#### [EXERCISE DESCRIPTION]
Among the records, how many lines carry the string "index"? Give that number with nothing added.

#### [EXCERPTED DATA]

+ + + + + + +

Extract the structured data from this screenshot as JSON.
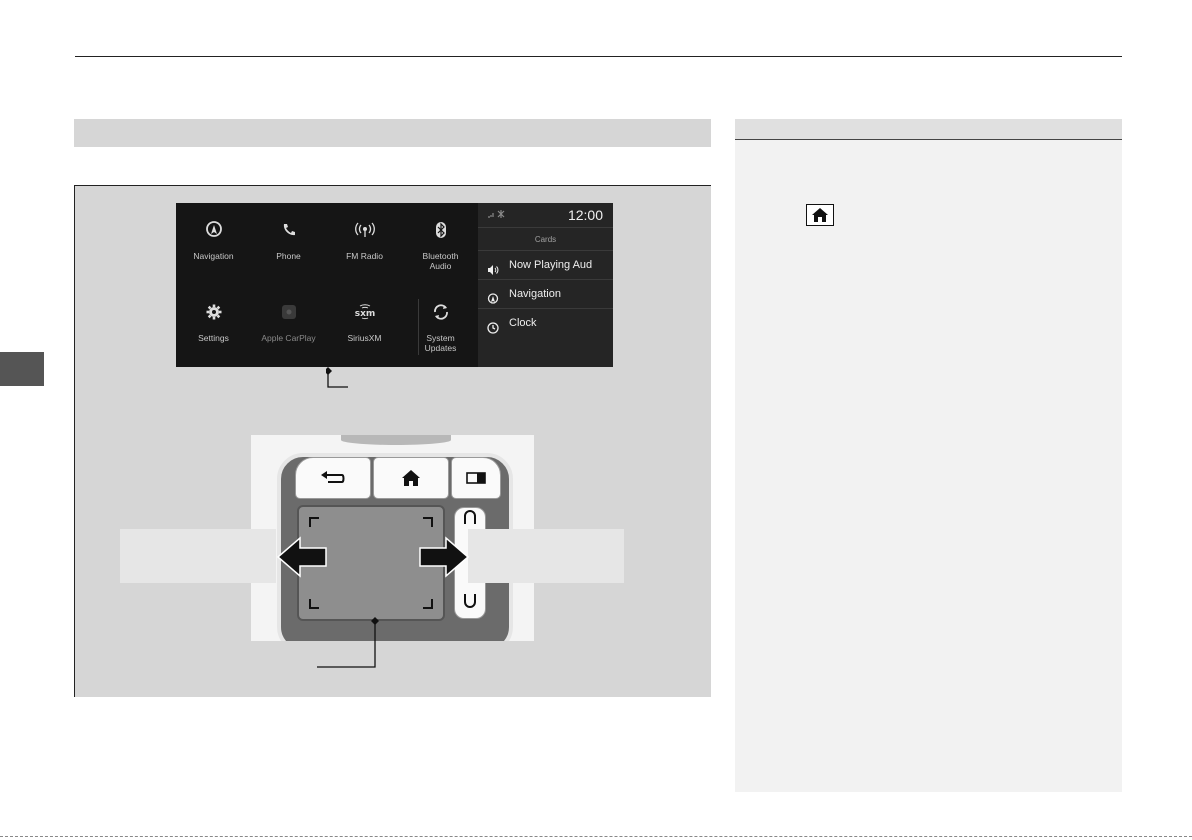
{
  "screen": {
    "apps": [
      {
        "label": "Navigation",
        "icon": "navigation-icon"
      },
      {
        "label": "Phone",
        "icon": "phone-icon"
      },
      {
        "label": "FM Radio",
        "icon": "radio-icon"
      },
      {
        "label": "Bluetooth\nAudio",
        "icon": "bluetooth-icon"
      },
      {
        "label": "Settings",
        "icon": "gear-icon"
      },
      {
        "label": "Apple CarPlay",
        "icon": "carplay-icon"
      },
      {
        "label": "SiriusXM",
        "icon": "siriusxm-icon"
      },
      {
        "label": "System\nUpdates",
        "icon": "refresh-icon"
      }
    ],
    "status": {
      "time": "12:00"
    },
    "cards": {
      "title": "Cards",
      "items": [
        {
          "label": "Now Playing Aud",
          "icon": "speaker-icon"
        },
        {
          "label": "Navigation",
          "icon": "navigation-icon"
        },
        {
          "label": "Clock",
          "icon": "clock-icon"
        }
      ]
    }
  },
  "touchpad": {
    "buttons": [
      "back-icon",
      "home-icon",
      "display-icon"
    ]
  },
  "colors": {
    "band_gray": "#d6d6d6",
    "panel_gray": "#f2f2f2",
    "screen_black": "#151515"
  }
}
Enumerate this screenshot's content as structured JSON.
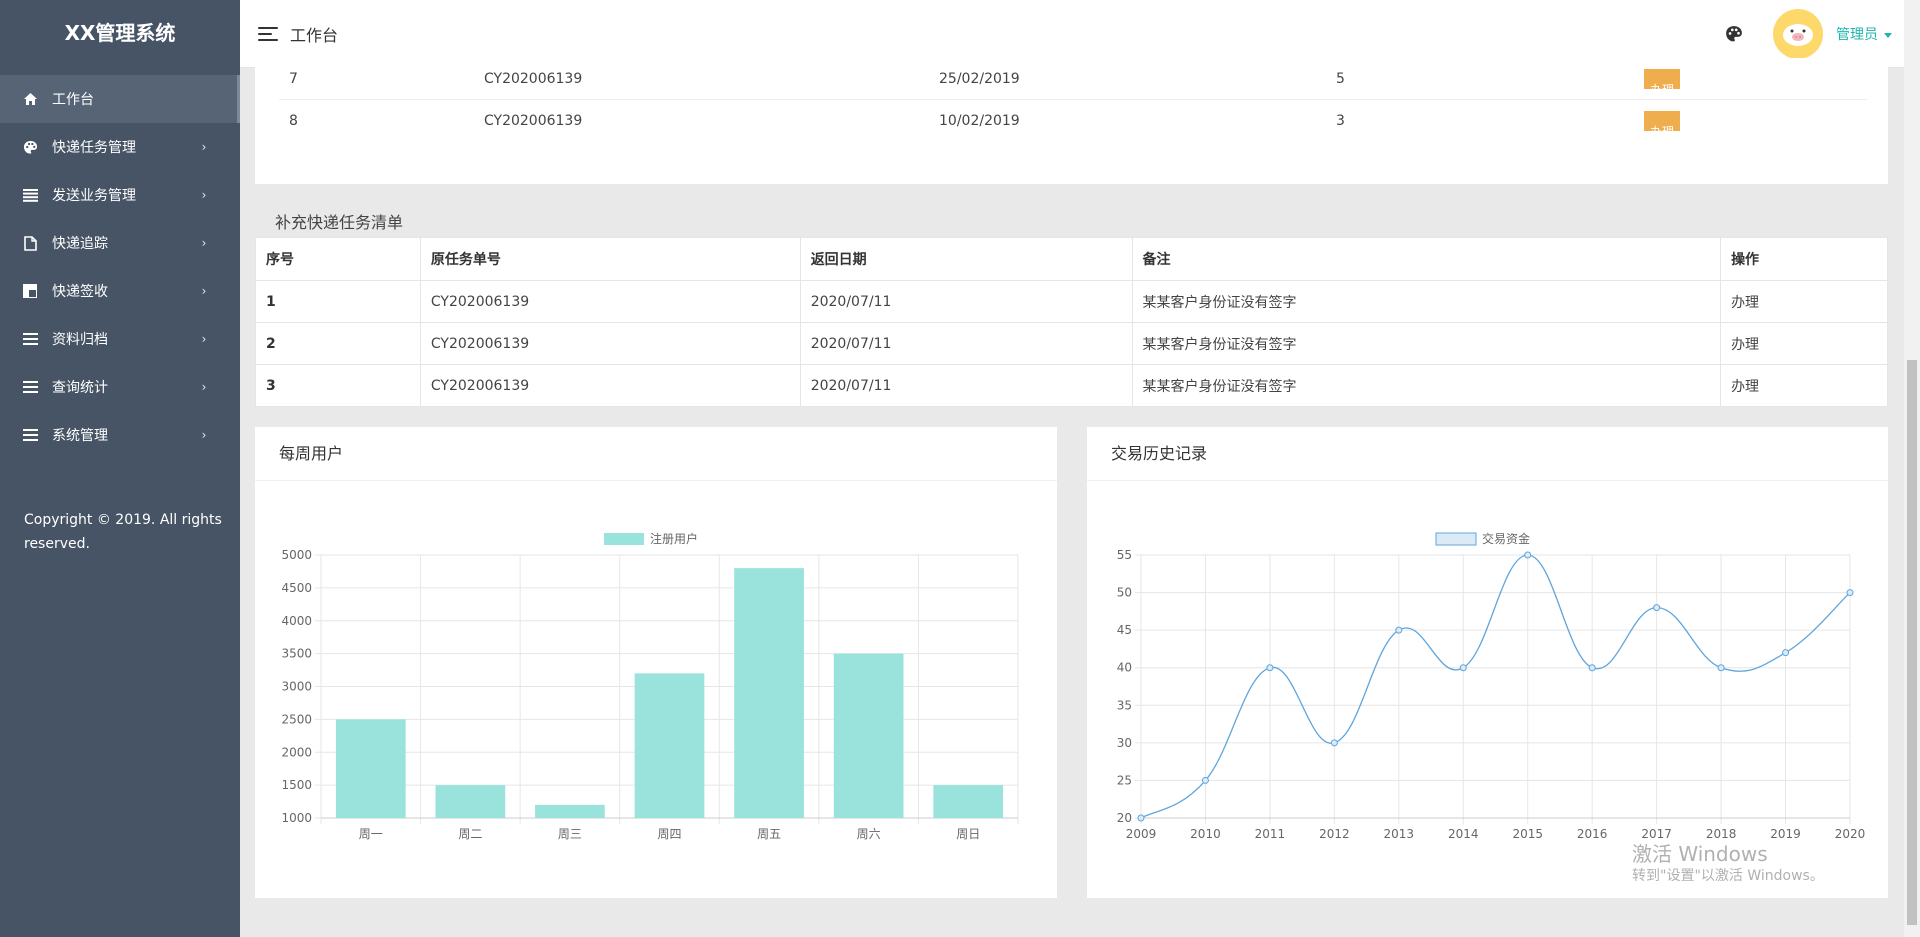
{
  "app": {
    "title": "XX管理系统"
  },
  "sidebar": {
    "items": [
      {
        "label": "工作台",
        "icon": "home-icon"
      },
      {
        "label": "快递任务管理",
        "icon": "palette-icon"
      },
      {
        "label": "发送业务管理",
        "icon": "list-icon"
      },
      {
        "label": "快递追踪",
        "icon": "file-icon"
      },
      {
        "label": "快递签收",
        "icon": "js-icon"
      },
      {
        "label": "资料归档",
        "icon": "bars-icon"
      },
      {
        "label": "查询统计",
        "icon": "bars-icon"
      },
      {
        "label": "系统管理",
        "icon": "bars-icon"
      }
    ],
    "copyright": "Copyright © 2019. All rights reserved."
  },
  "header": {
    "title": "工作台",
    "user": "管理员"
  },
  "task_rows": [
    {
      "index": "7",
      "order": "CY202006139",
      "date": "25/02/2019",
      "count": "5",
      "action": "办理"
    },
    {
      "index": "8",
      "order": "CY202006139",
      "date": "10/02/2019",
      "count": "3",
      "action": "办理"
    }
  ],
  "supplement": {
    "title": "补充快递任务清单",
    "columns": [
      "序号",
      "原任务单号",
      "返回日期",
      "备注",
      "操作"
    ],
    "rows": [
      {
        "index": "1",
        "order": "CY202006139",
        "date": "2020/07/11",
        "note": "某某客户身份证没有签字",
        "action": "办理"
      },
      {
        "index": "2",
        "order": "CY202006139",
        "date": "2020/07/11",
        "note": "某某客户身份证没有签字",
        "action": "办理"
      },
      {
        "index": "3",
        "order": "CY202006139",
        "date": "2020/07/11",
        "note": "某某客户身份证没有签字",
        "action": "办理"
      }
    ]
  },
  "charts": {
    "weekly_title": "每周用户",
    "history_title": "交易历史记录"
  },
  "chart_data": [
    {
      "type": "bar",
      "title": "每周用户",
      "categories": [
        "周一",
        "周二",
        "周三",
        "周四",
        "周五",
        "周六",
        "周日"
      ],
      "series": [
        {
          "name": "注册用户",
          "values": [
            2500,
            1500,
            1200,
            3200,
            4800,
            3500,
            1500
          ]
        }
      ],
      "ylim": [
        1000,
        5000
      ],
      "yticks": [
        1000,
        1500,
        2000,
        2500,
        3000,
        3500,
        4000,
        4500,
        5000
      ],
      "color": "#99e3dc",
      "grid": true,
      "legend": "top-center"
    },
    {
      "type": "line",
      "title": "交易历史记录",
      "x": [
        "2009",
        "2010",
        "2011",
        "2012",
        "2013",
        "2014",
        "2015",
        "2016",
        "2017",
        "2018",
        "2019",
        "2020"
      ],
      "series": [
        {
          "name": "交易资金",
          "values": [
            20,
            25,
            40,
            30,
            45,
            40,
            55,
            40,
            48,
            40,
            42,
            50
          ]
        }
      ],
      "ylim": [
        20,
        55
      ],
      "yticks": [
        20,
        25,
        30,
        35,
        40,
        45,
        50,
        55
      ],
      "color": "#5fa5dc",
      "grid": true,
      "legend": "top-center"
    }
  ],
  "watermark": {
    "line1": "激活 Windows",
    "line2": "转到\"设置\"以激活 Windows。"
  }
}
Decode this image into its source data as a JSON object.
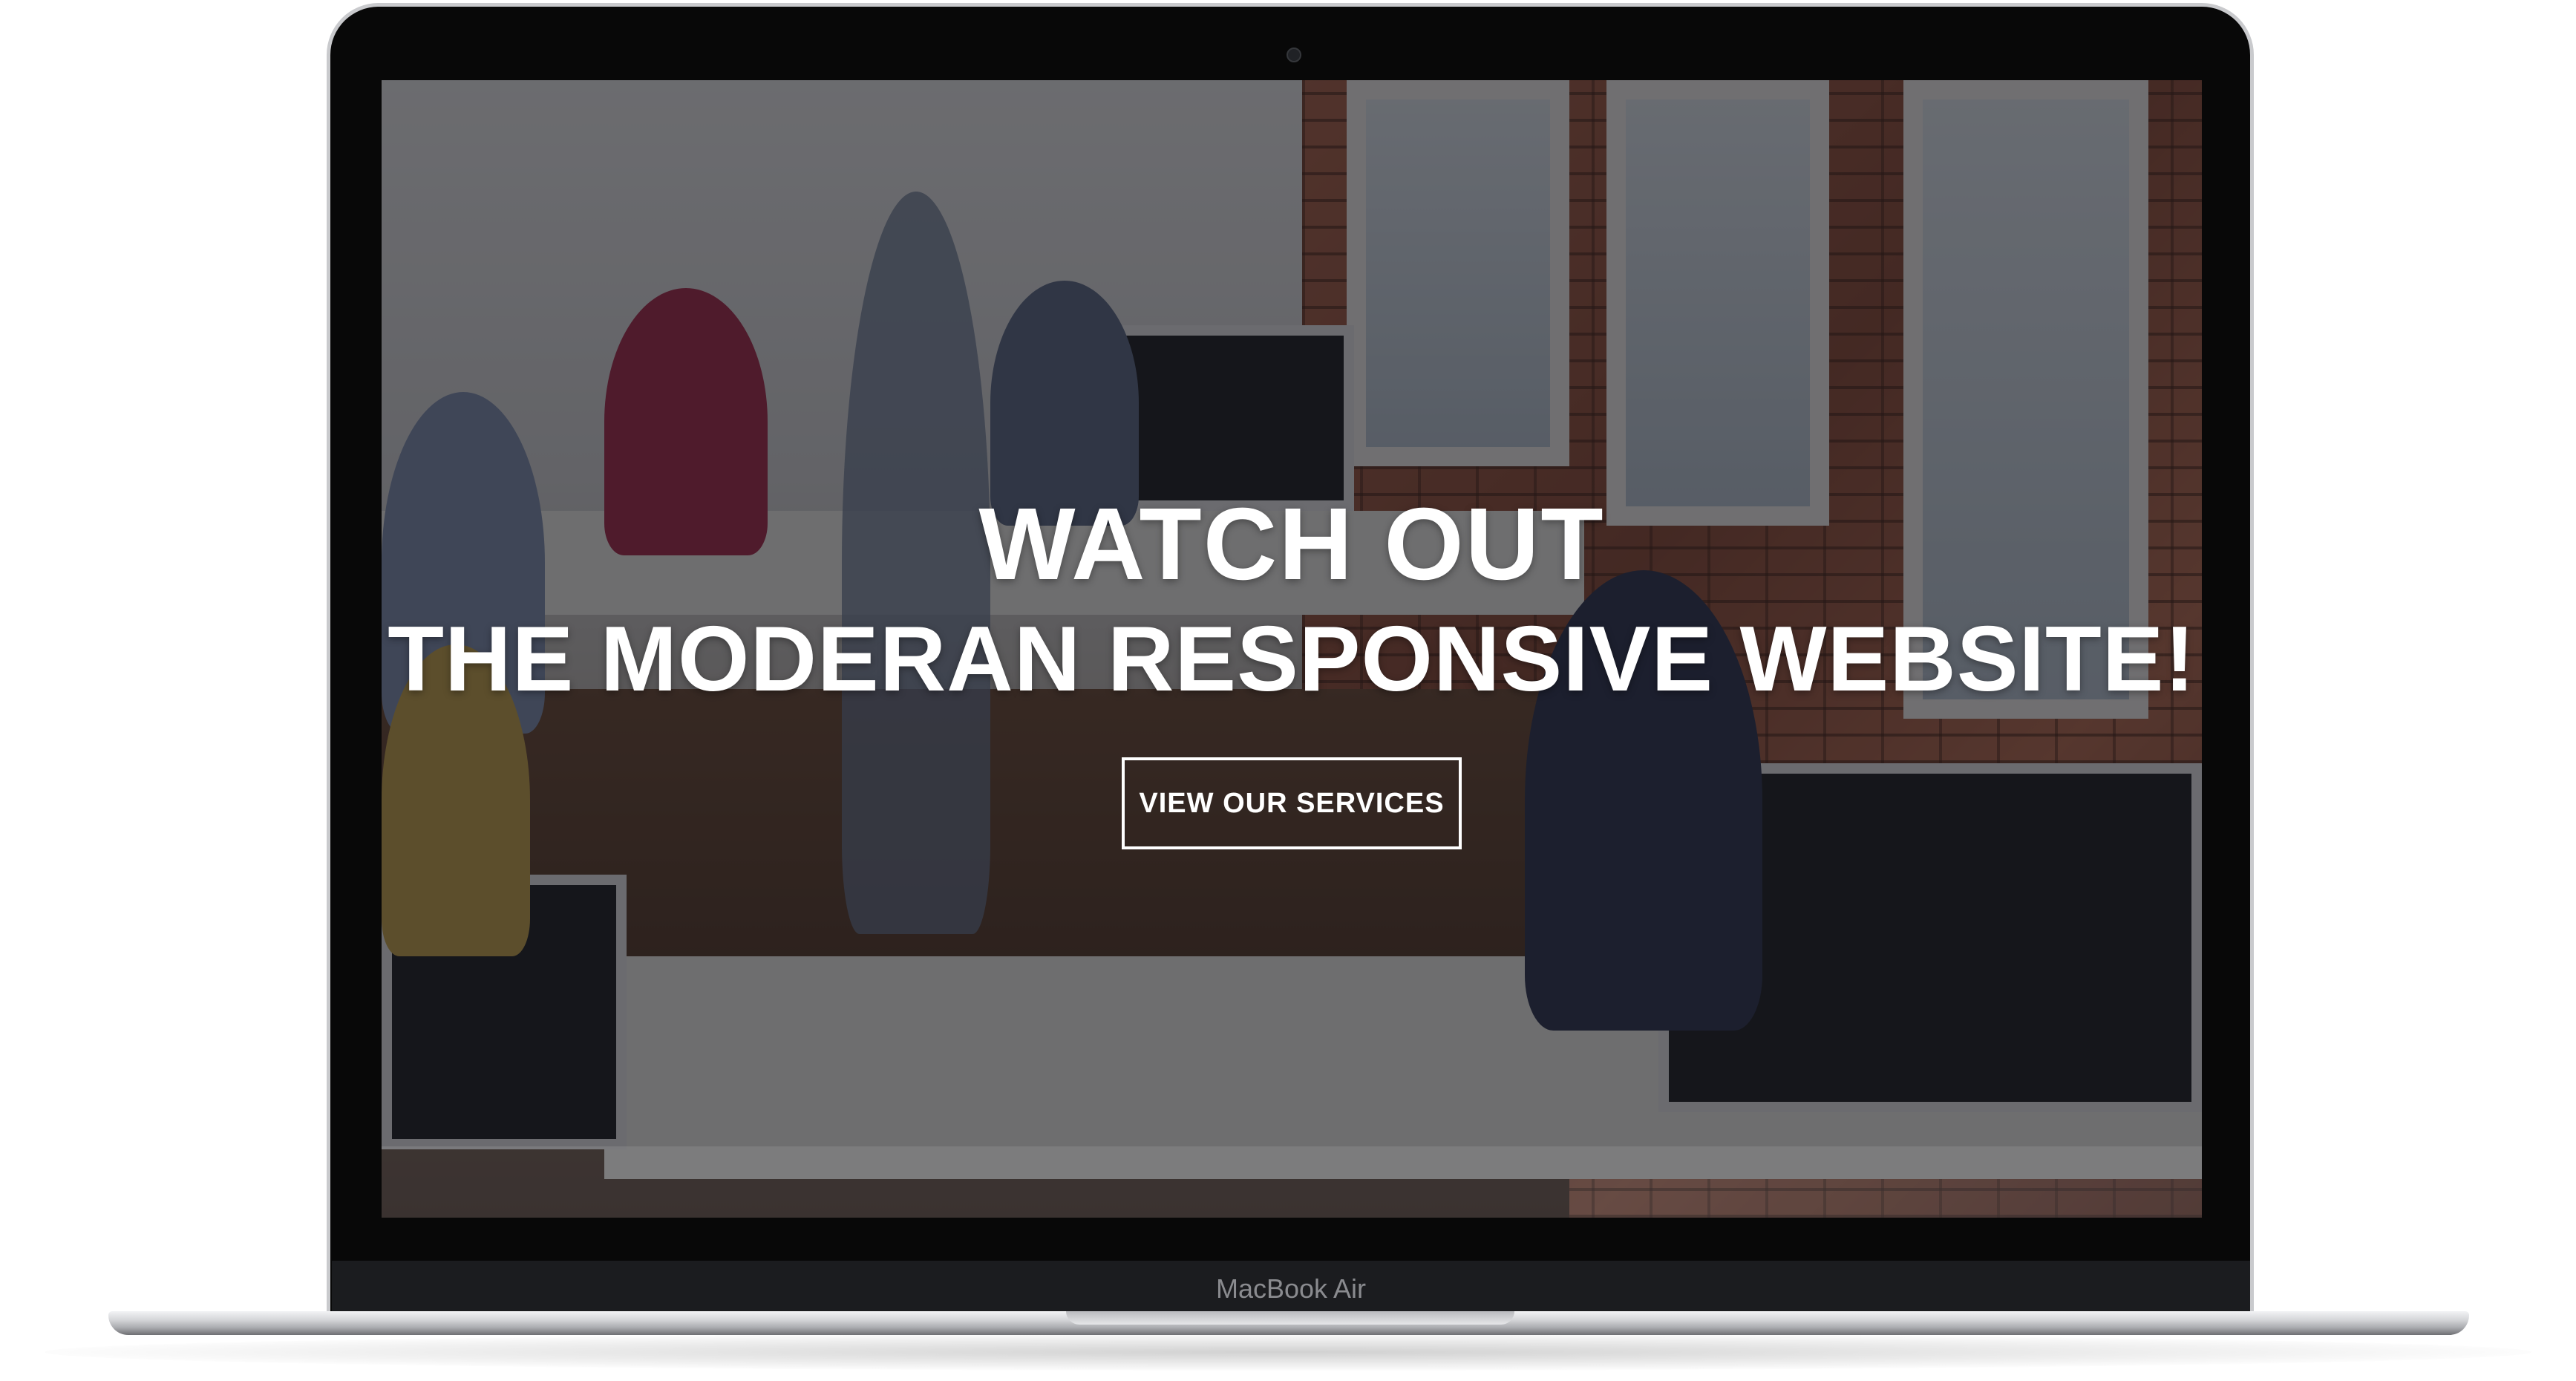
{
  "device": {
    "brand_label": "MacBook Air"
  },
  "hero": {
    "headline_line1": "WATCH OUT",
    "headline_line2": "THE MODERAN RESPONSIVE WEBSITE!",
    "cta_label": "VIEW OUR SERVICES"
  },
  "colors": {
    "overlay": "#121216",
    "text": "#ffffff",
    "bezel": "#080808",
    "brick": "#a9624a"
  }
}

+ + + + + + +

#### [OUTPUT FOR THIS EXERCISE]
5